Thank you for reporting this comment. Undo
sally2_gw

We don't have much that put out big blooms like hydrangeas, but we can do roses, and there's a native large shrub/small tree called Texas Mountain Laurel that puts out large, wisteria-like blooms in the spring. They smell like grape kool-aide to me. I guess every region has its stars.

Sally

    Bookmark   September 9, 2012 at 9:43AM
Thank you for reporting this comment. Undo
triciae

Sally,

Mountain Laurel (Kalmia latifiolia) is Connecticut's state flower. It's a fragrant medium shrub that grows native from southern coastal Maine to Florida and west to Indiana. So, when you mentioned Texas Mountain Laurel (Calia secundiflora) I had to Google. Different shrub - thank goodness for Latin names or we'd never be able to figure out what's what). Your mountain laurel has beautiful rich blue blooms. Not a good candidate for our acidic soils though and we're probably a tad too cold for it to be a reliable bloomer w/o protection. We're Zone 7 and, apparently, it prefers 8+. :( I'm always looking for something different to plant and I love to zone push. Thanks for bringing it to my attention. Both of my daughters live in Texas - I'll have to ask them about it.

Lars, I love agapanthus and it grows here on the coast well. I've had it in my garden for 6-7 years. Nice plant. Not all varieties are hardy here but Agapanthus 'Blue Globe' has done very well in my gardens.

Linda, yes Hydrangea paniculata 'Limelight' is a beautiful shrub and absolutely cold reliable. Have you tried any of the new hydrangea macrophyllas like 'Pistachio'? They bloom on both old/new wood. So, you should get flowers even if this year's canes die to the ground over winter.

/tricia

    Bookmark   September 9, 2012 at 12:01PM
Sign Up to comment
More Discussions
Fat Tuesday, and More
As it turned out, a guest didn't want to come to the...
dcarch7
What's Your Favorite Meal?

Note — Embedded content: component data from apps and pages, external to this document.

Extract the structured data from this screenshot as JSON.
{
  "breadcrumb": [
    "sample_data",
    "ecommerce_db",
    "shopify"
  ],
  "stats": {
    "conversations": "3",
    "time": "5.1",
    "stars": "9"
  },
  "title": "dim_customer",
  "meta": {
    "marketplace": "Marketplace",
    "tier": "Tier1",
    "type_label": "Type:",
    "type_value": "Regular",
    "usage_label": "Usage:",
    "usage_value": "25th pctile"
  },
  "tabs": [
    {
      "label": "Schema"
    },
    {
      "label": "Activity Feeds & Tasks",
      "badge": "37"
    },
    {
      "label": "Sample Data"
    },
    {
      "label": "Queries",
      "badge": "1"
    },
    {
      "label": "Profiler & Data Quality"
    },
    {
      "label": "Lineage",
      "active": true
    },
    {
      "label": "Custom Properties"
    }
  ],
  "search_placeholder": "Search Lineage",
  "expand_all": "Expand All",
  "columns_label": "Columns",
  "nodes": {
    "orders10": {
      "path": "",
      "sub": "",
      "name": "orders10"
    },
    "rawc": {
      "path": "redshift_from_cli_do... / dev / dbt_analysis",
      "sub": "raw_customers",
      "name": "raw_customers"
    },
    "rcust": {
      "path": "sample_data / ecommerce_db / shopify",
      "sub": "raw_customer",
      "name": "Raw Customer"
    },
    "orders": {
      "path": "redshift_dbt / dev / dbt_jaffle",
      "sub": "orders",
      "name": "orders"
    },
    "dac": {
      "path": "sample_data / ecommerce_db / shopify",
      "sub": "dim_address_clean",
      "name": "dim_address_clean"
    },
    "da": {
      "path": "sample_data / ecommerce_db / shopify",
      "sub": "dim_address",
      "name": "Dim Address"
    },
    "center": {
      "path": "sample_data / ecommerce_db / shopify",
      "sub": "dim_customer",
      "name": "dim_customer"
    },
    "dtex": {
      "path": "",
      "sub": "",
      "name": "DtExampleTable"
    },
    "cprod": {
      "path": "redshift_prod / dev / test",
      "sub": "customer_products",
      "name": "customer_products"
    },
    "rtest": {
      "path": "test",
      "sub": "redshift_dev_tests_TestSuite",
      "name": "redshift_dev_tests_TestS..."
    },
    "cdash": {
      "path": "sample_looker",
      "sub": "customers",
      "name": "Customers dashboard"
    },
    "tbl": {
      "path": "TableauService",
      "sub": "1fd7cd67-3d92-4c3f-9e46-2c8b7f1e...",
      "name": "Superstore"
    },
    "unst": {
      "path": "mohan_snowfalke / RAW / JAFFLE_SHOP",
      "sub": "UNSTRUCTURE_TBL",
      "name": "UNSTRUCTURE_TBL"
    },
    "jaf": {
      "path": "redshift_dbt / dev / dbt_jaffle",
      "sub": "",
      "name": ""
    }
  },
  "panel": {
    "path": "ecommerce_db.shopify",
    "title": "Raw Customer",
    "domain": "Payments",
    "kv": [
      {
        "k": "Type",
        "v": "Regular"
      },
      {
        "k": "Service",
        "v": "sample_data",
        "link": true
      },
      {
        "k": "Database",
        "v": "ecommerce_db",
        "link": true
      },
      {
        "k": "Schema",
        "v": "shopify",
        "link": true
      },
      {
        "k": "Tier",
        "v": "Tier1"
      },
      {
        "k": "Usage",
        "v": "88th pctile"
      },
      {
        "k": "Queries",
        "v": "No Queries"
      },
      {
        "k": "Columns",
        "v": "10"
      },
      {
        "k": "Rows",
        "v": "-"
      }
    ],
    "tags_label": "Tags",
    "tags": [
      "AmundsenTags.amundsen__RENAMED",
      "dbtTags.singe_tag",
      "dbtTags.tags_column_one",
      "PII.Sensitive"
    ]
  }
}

To cook, to eat, to repeat...
Celebrate the continuation of the forum, and tell me...
plllog
That Time Of Year Again :)
Hi everyone, It's been a long weekend (both good and...
moonwolf_gw
Slightly shocket at Joy of Baking video
I started watching the Apple Pie video and right at...
wintercat_gw
Need Help Please.....
How does one now reach various listings such as "onions",...
Robert Givens
People viewed this after searching for:
© 2015 Houzz Inc. Houzz® The new way to design your home™